── Supplied records

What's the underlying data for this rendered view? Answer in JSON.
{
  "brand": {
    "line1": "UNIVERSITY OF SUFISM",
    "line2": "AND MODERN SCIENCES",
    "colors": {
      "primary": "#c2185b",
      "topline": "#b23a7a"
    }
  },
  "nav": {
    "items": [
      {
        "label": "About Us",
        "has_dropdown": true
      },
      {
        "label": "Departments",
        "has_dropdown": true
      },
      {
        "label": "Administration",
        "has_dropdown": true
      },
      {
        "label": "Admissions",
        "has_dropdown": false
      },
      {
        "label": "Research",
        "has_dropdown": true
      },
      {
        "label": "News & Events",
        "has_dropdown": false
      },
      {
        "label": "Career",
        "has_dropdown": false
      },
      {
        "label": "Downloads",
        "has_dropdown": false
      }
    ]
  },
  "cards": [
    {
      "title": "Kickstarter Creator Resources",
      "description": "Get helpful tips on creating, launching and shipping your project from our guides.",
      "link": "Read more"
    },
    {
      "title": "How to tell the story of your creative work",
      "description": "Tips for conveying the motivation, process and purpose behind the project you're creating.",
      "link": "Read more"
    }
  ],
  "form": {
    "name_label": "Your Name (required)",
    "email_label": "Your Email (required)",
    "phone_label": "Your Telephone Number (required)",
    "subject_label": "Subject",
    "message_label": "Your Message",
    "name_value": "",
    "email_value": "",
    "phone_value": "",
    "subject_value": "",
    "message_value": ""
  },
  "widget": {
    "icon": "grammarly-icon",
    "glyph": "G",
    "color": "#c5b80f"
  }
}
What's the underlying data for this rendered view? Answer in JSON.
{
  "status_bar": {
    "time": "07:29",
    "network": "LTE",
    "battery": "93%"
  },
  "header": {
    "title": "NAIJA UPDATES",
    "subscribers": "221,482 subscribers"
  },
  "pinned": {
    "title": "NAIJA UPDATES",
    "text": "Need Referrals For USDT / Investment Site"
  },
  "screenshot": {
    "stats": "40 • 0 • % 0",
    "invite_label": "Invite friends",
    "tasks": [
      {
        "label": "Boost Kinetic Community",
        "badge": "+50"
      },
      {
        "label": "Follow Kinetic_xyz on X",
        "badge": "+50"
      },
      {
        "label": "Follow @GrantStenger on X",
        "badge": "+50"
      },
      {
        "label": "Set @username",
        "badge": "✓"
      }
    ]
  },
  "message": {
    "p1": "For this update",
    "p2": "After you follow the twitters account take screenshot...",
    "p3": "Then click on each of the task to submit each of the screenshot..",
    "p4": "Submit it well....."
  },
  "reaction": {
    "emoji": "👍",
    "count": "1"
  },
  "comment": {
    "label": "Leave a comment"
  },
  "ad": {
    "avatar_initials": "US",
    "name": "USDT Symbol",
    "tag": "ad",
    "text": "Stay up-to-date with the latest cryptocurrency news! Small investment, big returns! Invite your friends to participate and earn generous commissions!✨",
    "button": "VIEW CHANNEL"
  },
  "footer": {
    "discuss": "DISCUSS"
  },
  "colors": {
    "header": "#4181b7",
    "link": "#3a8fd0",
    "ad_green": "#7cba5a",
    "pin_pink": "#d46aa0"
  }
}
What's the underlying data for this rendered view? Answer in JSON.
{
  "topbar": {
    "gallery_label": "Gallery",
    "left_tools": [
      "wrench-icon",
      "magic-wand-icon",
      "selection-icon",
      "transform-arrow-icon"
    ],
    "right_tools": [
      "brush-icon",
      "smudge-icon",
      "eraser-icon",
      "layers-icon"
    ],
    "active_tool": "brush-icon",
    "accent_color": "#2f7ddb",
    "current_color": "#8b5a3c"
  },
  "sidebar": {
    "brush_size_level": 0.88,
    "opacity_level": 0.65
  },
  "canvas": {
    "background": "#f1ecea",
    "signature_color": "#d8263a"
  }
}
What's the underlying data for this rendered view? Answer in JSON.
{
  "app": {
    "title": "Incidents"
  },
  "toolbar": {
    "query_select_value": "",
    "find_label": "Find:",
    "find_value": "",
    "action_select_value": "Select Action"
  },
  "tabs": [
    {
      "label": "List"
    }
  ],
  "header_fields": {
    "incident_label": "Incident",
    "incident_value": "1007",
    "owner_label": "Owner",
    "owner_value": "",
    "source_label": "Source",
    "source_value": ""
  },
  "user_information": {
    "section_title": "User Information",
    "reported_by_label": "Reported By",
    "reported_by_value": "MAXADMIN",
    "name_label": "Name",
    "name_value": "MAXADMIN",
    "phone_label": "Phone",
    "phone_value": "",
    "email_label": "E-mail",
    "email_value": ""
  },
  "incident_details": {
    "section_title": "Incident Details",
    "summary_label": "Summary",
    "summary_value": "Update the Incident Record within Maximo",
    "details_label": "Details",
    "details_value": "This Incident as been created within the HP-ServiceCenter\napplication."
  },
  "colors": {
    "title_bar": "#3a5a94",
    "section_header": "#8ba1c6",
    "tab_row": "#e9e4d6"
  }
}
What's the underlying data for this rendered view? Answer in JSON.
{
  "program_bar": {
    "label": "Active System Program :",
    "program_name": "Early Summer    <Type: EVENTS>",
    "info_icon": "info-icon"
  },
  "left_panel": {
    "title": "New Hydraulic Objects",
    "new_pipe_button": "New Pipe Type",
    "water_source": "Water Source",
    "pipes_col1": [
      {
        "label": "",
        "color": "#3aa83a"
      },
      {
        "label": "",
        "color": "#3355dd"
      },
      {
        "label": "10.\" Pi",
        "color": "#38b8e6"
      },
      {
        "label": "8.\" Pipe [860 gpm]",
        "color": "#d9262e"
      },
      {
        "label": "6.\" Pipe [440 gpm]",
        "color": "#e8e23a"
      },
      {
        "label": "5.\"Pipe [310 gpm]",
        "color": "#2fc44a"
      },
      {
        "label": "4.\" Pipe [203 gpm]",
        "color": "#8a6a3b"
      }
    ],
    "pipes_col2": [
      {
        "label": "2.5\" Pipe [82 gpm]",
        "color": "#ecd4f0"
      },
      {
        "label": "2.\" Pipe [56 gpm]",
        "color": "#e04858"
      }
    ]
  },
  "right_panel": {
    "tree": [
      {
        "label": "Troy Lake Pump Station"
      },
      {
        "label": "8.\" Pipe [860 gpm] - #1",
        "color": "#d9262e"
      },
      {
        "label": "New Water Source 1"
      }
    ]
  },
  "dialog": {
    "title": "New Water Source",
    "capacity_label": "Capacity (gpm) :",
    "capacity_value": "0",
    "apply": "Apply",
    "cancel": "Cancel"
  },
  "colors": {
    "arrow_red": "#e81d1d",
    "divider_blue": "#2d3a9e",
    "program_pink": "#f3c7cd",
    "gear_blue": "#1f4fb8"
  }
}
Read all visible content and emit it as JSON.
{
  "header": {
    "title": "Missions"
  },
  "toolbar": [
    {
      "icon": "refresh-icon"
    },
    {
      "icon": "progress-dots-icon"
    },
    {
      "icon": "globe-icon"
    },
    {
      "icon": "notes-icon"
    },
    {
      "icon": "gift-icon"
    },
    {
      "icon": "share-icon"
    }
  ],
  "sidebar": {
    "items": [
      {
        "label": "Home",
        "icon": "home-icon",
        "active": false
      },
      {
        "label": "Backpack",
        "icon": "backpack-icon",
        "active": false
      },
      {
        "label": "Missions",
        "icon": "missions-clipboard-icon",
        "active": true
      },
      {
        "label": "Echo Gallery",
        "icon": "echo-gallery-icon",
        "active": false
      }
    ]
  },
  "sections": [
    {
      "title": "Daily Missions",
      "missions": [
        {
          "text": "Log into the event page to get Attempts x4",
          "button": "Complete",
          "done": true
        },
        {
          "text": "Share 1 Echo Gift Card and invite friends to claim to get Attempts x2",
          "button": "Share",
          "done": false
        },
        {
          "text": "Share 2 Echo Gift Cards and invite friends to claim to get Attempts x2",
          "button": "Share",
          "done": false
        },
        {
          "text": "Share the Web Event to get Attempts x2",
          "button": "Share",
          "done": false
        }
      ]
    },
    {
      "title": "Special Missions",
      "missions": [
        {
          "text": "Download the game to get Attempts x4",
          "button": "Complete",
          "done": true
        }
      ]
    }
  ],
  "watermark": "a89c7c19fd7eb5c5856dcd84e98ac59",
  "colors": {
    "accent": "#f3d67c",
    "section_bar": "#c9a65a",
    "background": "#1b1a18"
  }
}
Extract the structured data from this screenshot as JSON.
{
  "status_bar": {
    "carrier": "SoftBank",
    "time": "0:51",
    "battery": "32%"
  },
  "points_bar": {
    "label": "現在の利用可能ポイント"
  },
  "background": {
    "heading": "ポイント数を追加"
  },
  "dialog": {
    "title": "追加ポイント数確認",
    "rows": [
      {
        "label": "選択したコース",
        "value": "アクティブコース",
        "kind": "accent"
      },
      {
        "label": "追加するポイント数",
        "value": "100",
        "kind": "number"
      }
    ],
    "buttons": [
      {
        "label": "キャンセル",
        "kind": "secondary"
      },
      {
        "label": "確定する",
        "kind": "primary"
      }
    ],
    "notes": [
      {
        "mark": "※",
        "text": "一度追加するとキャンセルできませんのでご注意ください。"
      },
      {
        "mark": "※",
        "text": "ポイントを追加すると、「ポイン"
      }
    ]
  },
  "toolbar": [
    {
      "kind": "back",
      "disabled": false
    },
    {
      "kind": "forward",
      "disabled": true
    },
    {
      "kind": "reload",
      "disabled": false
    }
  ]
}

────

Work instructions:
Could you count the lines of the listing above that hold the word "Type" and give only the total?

Solution below:
2